Richard Hale wins by submission (inverted triangle choke) at 1:55 in round 2.
D.J. Linderman vs. Raphael Davis
According to the critics, this fight was supposed to be a fairly lopsided victory for Raphael Davis. It proved to be a slugfest for the ages as Davis’ knees matched Linderman’s hands for much of the fight until a fairly brutal TKO ending. If there was a “Fight of the Night” bonus, Linderman and Davis would win it hands down.
The favorite, Davis, took control early, landing more fists to the face. Linderman’s head must be made of stone because Davis landed a succession of knees to his noggin that somehow didn’t finish the fight. The second round saw the tide turn for Linderman, with Davis starting to fade in speed and Linderman’s attacks finding their mark. If the second round was just 2 seconds longer, Linderman would have pulled the upset with the deep kimura attempt that was halted by the end of the round. The final minutes of the fight were pretty much the ending of any “Rocky” movie, with flush punch after flush punch and the ref not stopping it. Finally, the ref called it after Linderman dropped Davis and landed numerous shots on the ground.
D.J. Linderman wins by TKO (strikes) at 2:44 round 3.
Tim Carpenter vs. Daniel Gracie
The main event of the evening was a shocking upset as Tim Carpenter played spoiler to Daniel Gracie’s highly anticipated debut in the Bellator cage. A member of the legendary Gracie clan, Daniel Gracie walked away from MMA in 2006 to focus on injuries and a life of teaching Brazilian jiujitsu. In late 2010, Gracie made his return with a quick first round submission. But Carpenter didn’t fly to Mississippi to lose just because critics thought he would.

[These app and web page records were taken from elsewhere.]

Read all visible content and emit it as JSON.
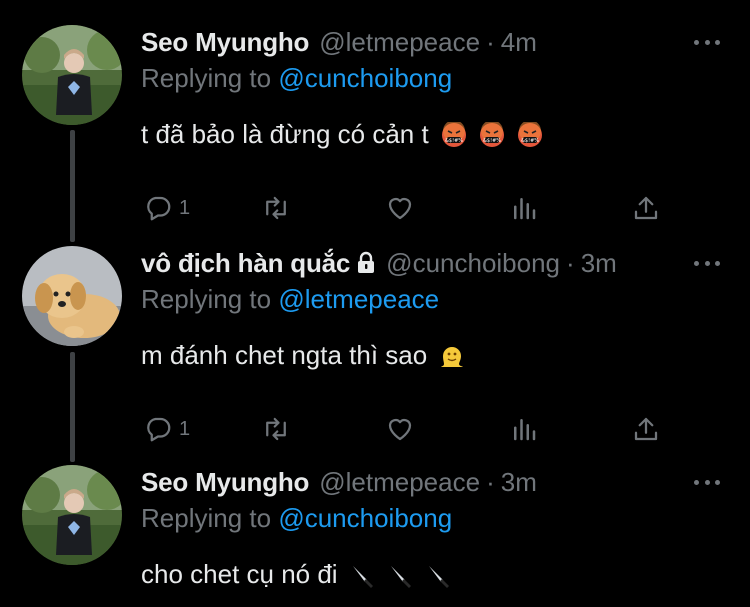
{
  "tweets": [
    {
      "name": "Seo Myungho",
      "handle": "@letmepeace",
      "time": "4m",
      "reply_prefix": "Replying to",
      "reply_to": "@cunchoibong",
      "text": "t đã bảo là đừng có cản t",
      "emojis": [
        "swearing-face-icon",
        "swearing-face-icon",
        "swearing-face-icon"
      ],
      "reply_count": "1",
      "locked": false
    },
    {
      "name": "vô địch hàn quắc",
      "handle": "@cunchoibong",
      "time": "3m",
      "reply_prefix": "Replying to",
      "reply_to": "@letmepeace",
      "text": "m đánh chet ngta thì sao",
      "emojis": [
        "melting-face-icon"
      ],
      "reply_count": "1",
      "locked": true
    },
    {
      "name": "Seo Myungho",
      "handle": "@letmepeace",
      "time": "3m",
      "reply_prefix": "Replying to",
      "reply_to": "@cunchoibong",
      "text": "cho chet cụ nó đi",
      "emojis": [
        "knife-icon",
        "knife-icon",
        "knife-icon"
      ],
      "locked": false
    }
  ],
  "separator": "·",
  "colors": {
    "background": "#000000",
    "text": "#e7e9ea",
    "secondary": "#71767b",
    "link": "#1d9bf0",
    "thread_line": "#3e4144"
  },
  "icons": [
    "reply-icon",
    "retweet-icon",
    "like-icon",
    "analytics-icon",
    "share-icon",
    "more-icon",
    "lock-icon"
  ]
}
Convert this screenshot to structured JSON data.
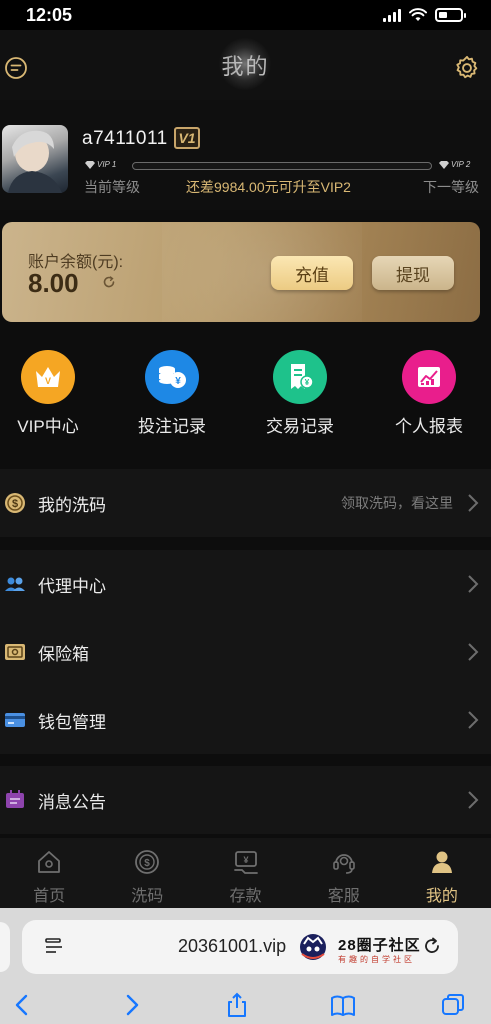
{
  "status_bar": {
    "time": "12:05"
  },
  "header": {
    "title": "我的"
  },
  "profile": {
    "username": "a7411011",
    "vip_badge": "V1",
    "current_level_tag": "VIP 1",
    "next_level_tag": "VIP 2",
    "progress_fraction": 0.0,
    "current_level_label": "当前等级",
    "upgrade_message": "还差9984.00元可升至VIP2",
    "next_level_label": "下一等级"
  },
  "balance": {
    "label": "账户余额(元):",
    "amount": "8.00",
    "recharge_label": "充值",
    "withdraw_label": "提现"
  },
  "quick_actions": [
    {
      "label": "VIP中心",
      "icon": "crown-icon",
      "color": "#f5a623"
    },
    {
      "label": "投注记录",
      "icon": "coin-stack-icon",
      "color": "#1e88e5"
    },
    {
      "label": "交易记录",
      "icon": "receipt-icon",
      "color": "#1ec28b"
    },
    {
      "label": "个人报表",
      "icon": "chart-icon",
      "color": "#e91e8c"
    }
  ],
  "menu": {
    "washcode": {
      "label": "我的洗码",
      "hint": "领取洗码，看这里"
    },
    "agent": {
      "label": "代理中心"
    },
    "safe": {
      "label": "保险箱"
    },
    "wallet": {
      "label": "钱包管理"
    },
    "notice": {
      "label": "消息公告"
    }
  },
  "tabs": [
    {
      "label": "首页",
      "icon": "home-icon"
    },
    {
      "label": "洗码",
      "icon": "dollar-coin-icon"
    },
    {
      "label": "存款",
      "icon": "deposit-icon"
    },
    {
      "label": "客服",
      "icon": "headset-icon"
    },
    {
      "label": "我的",
      "icon": "user-icon",
      "active": true
    }
  ],
  "browser": {
    "url": "20361001.vip",
    "watermark_title": "28圈子社区",
    "watermark_sub": "有趣的自学社区"
  },
  "colors": {
    "gold": "#d9b874",
    "card_gold": "#b89c6c",
    "tab_active": "#e0c384",
    "ios_blue": "#1677ff"
  }
}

Philadelphia’s own Carpenter nearly knocked out Gracie in the fight’s opening exchange. From there Carpenter did the unexpected and tested Gracie’s black belt by throwing several armbar attempts at the grappling ace. The first round was easily Carpenter’s with Gracie spending the entirety on defense. Gracie showed a bit more life in the second round after a vicious Portuguese tongue-lashing in between rounds from his relative and corner man, the great Renzo Gracie. The round could have gone either way as Carpenter landed some solid up-kicks, but Gracie was on top most of the round. The final round was pretty much a stalemate as neither fighter attempted too much, but was capped off with Carpenter landing the better in the stand-up.
The judges scored this 29-28, 28-29, 29-28 in favor of Tim Carpenter by split-decision.
Next Saturday, Bellator 39 marks the return of Bellator Lightweight Champion Eddie Alvarez defending his belt against Pat Curran. It will also feature the semifinal fights of the Welterweight tourney: Good/Hawn and Hieron/Weedman. Lastly, former UFC fighter Ben Saunders will make his Bellator debut against Matt Lee.